* Exercise prompt:
Restate all of the data below word for word.

________________________________________

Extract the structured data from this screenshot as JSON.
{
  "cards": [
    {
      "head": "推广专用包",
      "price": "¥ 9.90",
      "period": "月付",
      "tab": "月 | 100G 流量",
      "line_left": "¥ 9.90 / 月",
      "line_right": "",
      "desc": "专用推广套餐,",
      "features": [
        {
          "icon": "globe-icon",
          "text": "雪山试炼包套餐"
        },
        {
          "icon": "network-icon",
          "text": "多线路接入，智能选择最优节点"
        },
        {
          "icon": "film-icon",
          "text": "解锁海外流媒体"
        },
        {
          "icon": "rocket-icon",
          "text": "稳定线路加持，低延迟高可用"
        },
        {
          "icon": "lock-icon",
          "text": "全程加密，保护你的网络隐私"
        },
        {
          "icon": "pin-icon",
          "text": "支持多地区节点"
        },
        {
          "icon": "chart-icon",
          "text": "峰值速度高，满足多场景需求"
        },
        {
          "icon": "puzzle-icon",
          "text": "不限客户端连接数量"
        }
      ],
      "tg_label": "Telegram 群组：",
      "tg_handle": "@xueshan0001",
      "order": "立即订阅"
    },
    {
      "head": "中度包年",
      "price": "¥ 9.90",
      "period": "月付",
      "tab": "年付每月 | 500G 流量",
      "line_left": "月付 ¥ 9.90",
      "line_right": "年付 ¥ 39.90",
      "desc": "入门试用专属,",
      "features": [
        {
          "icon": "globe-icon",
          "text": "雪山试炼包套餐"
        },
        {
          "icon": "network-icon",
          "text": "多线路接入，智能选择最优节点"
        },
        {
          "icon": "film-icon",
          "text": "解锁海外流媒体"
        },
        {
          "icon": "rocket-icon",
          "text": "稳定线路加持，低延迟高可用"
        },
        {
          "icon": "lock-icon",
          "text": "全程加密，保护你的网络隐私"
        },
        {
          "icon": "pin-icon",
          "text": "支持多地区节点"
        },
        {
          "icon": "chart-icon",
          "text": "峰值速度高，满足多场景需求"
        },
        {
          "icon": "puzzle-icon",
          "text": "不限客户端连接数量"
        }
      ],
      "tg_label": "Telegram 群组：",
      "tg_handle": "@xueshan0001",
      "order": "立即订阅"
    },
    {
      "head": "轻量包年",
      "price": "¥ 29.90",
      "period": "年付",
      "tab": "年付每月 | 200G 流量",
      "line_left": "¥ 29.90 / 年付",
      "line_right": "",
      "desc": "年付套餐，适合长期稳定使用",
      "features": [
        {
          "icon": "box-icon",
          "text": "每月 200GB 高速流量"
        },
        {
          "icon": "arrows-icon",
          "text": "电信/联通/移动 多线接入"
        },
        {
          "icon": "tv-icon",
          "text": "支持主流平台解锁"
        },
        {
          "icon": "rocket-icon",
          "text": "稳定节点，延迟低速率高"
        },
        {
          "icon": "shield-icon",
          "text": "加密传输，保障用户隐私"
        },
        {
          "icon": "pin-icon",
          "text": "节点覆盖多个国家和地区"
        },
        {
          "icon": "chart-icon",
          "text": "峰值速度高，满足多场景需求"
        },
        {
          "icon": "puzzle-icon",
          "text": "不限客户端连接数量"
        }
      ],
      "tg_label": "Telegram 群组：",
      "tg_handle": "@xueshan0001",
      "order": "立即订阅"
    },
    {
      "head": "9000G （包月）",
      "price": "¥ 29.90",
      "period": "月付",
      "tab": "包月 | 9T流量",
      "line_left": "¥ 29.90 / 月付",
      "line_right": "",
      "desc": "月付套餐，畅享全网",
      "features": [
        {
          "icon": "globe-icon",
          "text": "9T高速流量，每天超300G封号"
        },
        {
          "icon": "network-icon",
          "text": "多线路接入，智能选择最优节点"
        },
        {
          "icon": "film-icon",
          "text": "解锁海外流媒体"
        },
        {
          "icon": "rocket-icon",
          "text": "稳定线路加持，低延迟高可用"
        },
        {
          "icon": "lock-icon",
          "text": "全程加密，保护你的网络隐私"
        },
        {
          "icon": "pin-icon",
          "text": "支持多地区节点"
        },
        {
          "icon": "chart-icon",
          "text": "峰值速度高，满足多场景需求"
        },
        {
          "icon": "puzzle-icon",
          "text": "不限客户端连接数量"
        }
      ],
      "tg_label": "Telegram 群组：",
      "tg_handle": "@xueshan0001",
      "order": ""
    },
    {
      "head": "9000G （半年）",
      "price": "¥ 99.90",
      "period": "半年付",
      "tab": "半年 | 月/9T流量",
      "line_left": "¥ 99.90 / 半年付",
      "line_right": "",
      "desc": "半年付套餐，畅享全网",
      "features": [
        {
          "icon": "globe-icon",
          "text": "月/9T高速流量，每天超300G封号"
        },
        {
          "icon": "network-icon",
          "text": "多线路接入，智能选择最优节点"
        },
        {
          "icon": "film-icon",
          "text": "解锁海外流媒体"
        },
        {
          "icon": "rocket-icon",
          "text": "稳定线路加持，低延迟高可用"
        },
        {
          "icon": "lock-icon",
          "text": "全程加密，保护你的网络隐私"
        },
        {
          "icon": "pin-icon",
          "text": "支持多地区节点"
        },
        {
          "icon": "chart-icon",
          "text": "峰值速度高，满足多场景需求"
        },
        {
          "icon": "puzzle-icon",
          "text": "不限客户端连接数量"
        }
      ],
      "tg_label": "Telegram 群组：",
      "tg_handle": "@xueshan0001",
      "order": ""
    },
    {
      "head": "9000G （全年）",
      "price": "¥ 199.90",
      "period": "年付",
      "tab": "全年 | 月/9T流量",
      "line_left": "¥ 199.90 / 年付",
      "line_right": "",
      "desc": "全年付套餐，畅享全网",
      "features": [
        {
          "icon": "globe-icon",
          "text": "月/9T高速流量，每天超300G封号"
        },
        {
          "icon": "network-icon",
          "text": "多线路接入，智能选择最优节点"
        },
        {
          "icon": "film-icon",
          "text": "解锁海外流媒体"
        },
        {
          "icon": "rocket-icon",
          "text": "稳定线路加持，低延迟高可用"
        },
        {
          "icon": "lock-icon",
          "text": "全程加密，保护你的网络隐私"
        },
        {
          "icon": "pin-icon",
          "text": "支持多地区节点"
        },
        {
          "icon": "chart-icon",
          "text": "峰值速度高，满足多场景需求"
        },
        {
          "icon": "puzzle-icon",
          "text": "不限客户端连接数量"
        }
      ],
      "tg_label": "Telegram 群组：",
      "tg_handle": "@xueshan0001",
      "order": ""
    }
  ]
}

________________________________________

* Output of the task:
Extract the structured data from this screenshot as JSON.
{
  "cards": [
    {
      "head": "推广专用包",
      "price": "¥ 9.90",
      "period": "月付",
      "tab": "月 | 100G 流量",
      "line_left": "¥ 9.90 / 月",
      "line_right": "",
      "desc": "专用推广套餐,",
      "features": [
        {
          "icon": "globe-icon",
          "text": "雪山试炼包套餐"
        },
        {
          "icon": "network-icon",
          "text": "多线路接入，智能选择最优节点"
        },
        {
          "icon": "film-icon",
          "text": "解锁海外流媒体"
        },
        {
          "icon": "rocket-icon",
          "text": "稳定线路加持，低延迟高可用"
        },
        {
          "icon": "lock-icon",
          "text": "全程加密，保护你的网络隐私"
        },
        {
          "icon": "pin-icon",
          "text": "支持多地区节点"
        },
        {
          "icon": "chart-icon",
          "text": "峰值速度高，满足多场景需求"
        },
        {
          "icon": "puzzle-icon",
          "text": "不限客户端连接数量"
        }
      ],
      "tg_label": "Telegram 群组：",
      "tg_handle": "@xueshan0001",
      "order": "立即订阅"
    },
    {
      "head": "中度包年",
      "price": "¥ 9.90",
      "period": "月付",
      "tab": "年付每月 | 500G 流量",
      "line_left": "月付 ¥ 9.90",
      "line_right": "年付 ¥ 39.90",
      "desc": "入门试用专属,",
      "features": [
        {
          "icon": "globe-icon",
          "text": "雪山试炼包套餐"
        },
        {
          "icon": "network-icon",
          "text": "多线路接入，智能选择最优节点"
        },
        {
          "icon": "film-icon",
          "text": "解锁海外流媒体"
        },
        {
          "icon": "rocket-icon",
          "text": "稳定线路加持，低延迟高可用"
        },
        {
          "icon": "lock-icon",
          "text": "全程加密，保护你的网络隐私"
        },
        {
          "icon": "pin-icon",
          "text": "支持多地区节点"
        },
        {
          "icon": "chart-icon",
          "text": "峰值速度高，满足多场景需求"
        },
        {
          "icon": "puzzle-icon",
          "text": "不限客户端连接数量"
        }
      ],
      "tg_label": "Telegram 群组：",
      "tg_handle": "@xueshan0001",
      "order": "立即订阅"
    },
    {
      "head": "轻量包年",
      "price": "¥ 29.90",
      "period": "年付",
      "tab": "年付每月 | 200G 流量",
      "line_left": "¥ 29.90 / 年付",
      "line_right": "",
      "desc": "年付套餐，适合长期稳定使用",
      "features": [
        {
          "icon": "box-icon",
          "text": "每月 200GB 高速流量"
        },
        {
          "icon": "arrows-icon",
          "text": "电信/联通/移动 多线接入"
        },
        {
          "icon": "tv-icon",
          "text": "支持主流平台解锁"
        },
        {
          "icon": "rocket-icon",
          "text": "稳定节点，延迟低速率高"
        },
        {
          "icon": "shield-icon",
          "text": "加密传输，保障用户隐私"
        },
        {
          "icon": "pin-icon",
          "text": "节点覆盖多个国家和地区"
        },
        {
          "icon": "chart-icon",
          "text": "峰值速度高，满足多场景需求"
        },
        {
          "icon": "puzzle-icon",
          "text": "不限客户端连接数量"
        }
      ],
      "tg_label": "Telegram 群组：",
      "tg_handle": "@xueshan0001",
      "order": "立即订阅"
    },
    {
      "head": "9000G （包月）",
      "price": "¥ 29.90",
      "period": "月付",
      "tab": "包月 | 9T流量",
      "line_left": "¥ 29.90 / 月付",
      "line_right": "",
      "desc": "月付套餐，畅享全网",
      "features": [
        {
          "icon": "globe-icon",
          "text": "9T高速流量，每天超300G封号"
        },
        {
          "icon": "network-icon",
          "text": "多线路接入，智能选择最优节点"
        },
        {
          "icon": "film-icon",
          "text": "解锁海外流媒体"
        },
        {
          "icon": "rocket-icon",
          "text": "稳定线路加持，低延迟高可用"
        },
        {
          "icon": "lock-icon",
          "text": "全程加密，保护你的网络隐私"
        },
        {
          "icon": "pin-icon",
          "text": "支持多地区节点"
        },
        {
          "icon": "chart-icon",
          "text": "峰值速度高，满足多场景需求"
        },
        {
          "icon": "puzzle-icon",
          "text": "不限客户端连接数量"
        }
      ],
      "tg_label": "Telegram 群组：",
      "tg_handle": "@xueshan0001",
      "order": ""
    },
    {
      "head": "9000G （半年）",
      "price": "¥ 99.90",
      "period": "半年付",
      "tab": "半年 | 月/9T流量",
      "line_left": "¥ 99.90 / 半年付",
      "line_right": "",
      "desc": "半年付套餐，畅享全网",
      "features": [
        {
          "icon": "globe-icon",
          "text": "月/9T高速流量，每天超300G封号"
        },
        {
          "icon": "network-icon",
          "text": "多线路接入，智能选择最优节点"
        },
        {
          "icon": "film-icon",
          "text": "解锁海外流媒体"
        },
        {
          "icon": "rocket-icon",
          "text": "稳定线路加持，低延迟高可用"
        },
        {
          "icon": "lock-icon",
          "text": "全程加密，保护你的网络隐私"
        },
        {
          "icon": "pin-icon",
          "text": "支持多地区节点"
        },
        {
          "icon": "chart-icon",
          "text": "峰值速度高，满足多场景需求"
        },
        {
          "icon": "puzzle-icon",
          "text": "不限客户端连接数量"
        }
      ],
      "tg_label": "Telegram 群组：",
      "tg_handle": "@xueshan0001",
      "order": ""
    },
    {
      "head": "9000G （全年）",
      "price": "¥ 199.90",
      "period": "年付",
      "tab": "全年 | 月/9T流量",
      "line_left": "¥ 199.90 / 年付",
      "line_right": "",
      "desc": "全年付套餐，畅享全网",
      "features": [
        {
          "icon": "globe-icon",
          "text": "月/9T高速流量，每天超300G封号"
        },
        {
          "icon": "network-icon",
          "text": "多线路接入，智能选择最优节点"
        },
        {
          "icon": "film-icon",
          "text": "解锁海外流媒体"
        },
        {
          "icon": "rocket-icon",
          "text": "稳定线路加持，低延迟高可用"
        },
        {
          "icon": "lock-icon",
          "text": "全程加密，保护你的网络隐私"
        },
        {
          "icon": "pin-icon",
          "text": "支持多地区节点"
        },
        {
          "icon": "chart-icon",
          "text": "峰值速度高，满足多场景需求"
        },
        {
          "icon": "puzzle-icon",
          "text": "不限客户端连接数量"
        }
      ],
      "tg_label": "Telegram 群组：",
      "tg_handle": "@xueshan0001",
      "order": ""
    }
  ]
}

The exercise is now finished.